Hello, you guys. Here I am again, trying something new. Last time I did a whole series of fashion posts which went way better than expected so thank you for reading those. It was a blast. This time I’m going to try my hand at fiction.
It’s daunting because for fiction, you’re basically creating a new world from scratch. It feels god-like, but also really scary. You have to bring life to characters by just imagining their history, problems, and insecurities which may be totally different from you own. And on top of it, the reader has to feel something. So no pressure, I guess.
I should really get to work. Here’s a very short story about Kim, Jordan, and breaking up in the era of social media.
A cryptic tweet, how typical. I wonder if any of my friends will reply to it. I kinda want them to, but at the same time I don’t, which really contradicts the whole idea of tweeting about it. You still follow me on Twitter so I hope you read it. But if I’m being honest, my “official” breakup tweet is more for me than anyone else—to start coming to terms that it’s actually over.
When did we start talking about important life events in tweets and status updates? It’s as if we have this fear that if we don’t let people know of the things we do, then they didn’t really happen. If I erase all traces of you in my social media accounts, does that mean our relationship wasn’t real?

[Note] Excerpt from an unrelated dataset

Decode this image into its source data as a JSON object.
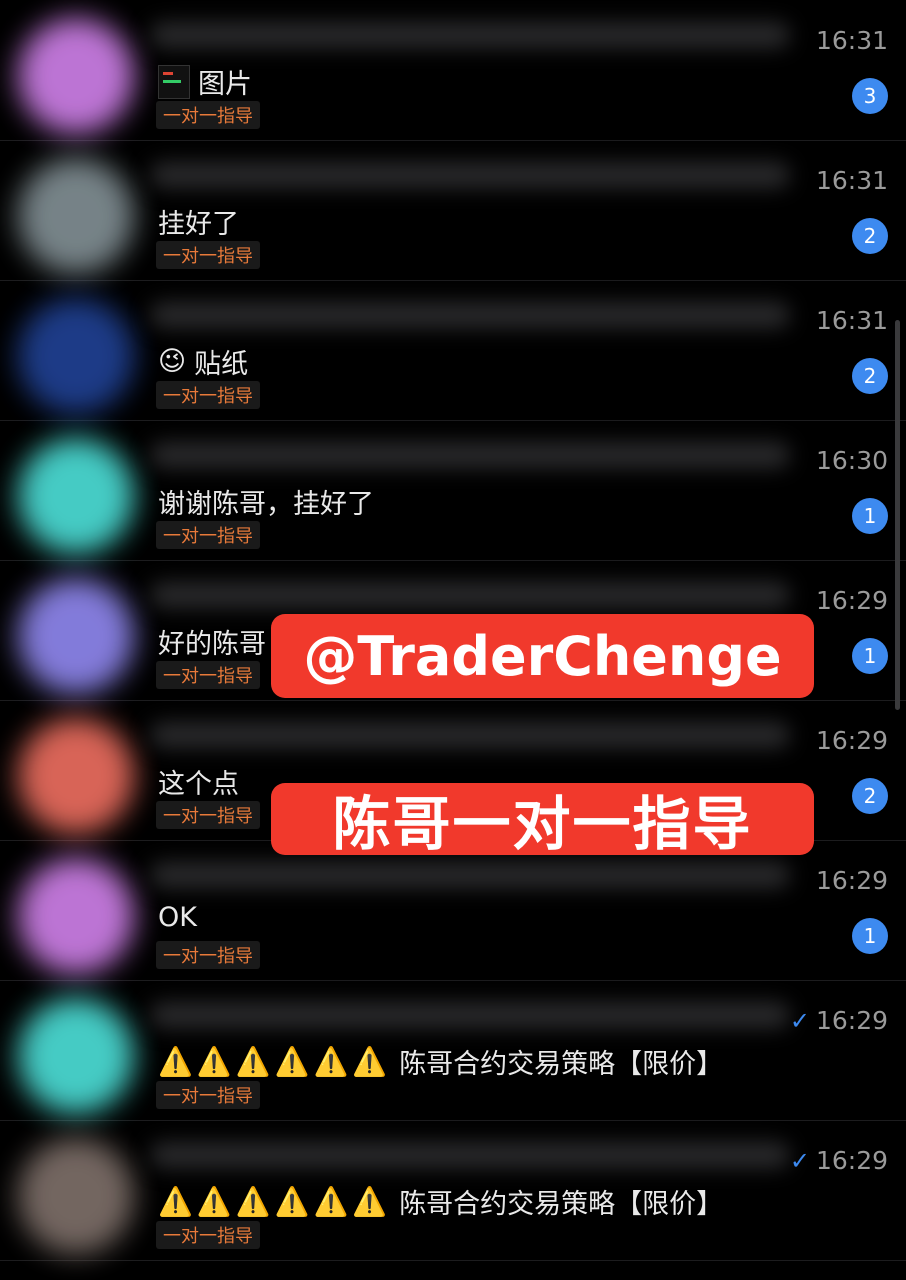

My pride never allowed me to tell you this, but toward the end, I felt that you liked my posts and photos because you only felt obligated. Then that obligatory likebecame an obligatory “I love you,” an obligatory date, an obligatory kiss. Well, at least now you don’t have to do those things anymore.
I don’t want to see your posts, but I don’t want to appear that I can’t handle you moving on with your life either.
I scrolled through our messages on Facebook—all 20,755 of them—from the very first time we chatted. How many of those were because of a fight?
I should delete all these. But then I think if I read all of them again, I could find the exact moment when things started to go wrong. I want to know the time stamp for that.
That’s the last thing I see in our conversation. It’s glaring at me, taunting me with its finality.
“Seen” is such a weird word. How can it stand on its own like that? I want to be that word. I want to make sense on my own. I don’t want to need some other person to validate me.
But what I really want is for Facebook chat to sense what we actually feel. If it worked that way, instead of merely saying “Seen,” this is what you’d see in your chat box:
I wish our break-up were more poetic or romantic. I want to tear up love letters but all I have are text messages and call logs. I want to burn photos of us, see it slowly turn into ashes, and let the smell be the only memory that lingers. But all I do instead is angrily click “Delete” over and over again, fighting back tears as I remember those captured moments. I’m afraid of finally deleting the last photo because then everything will be as if it never happened, like a status update I failed to post.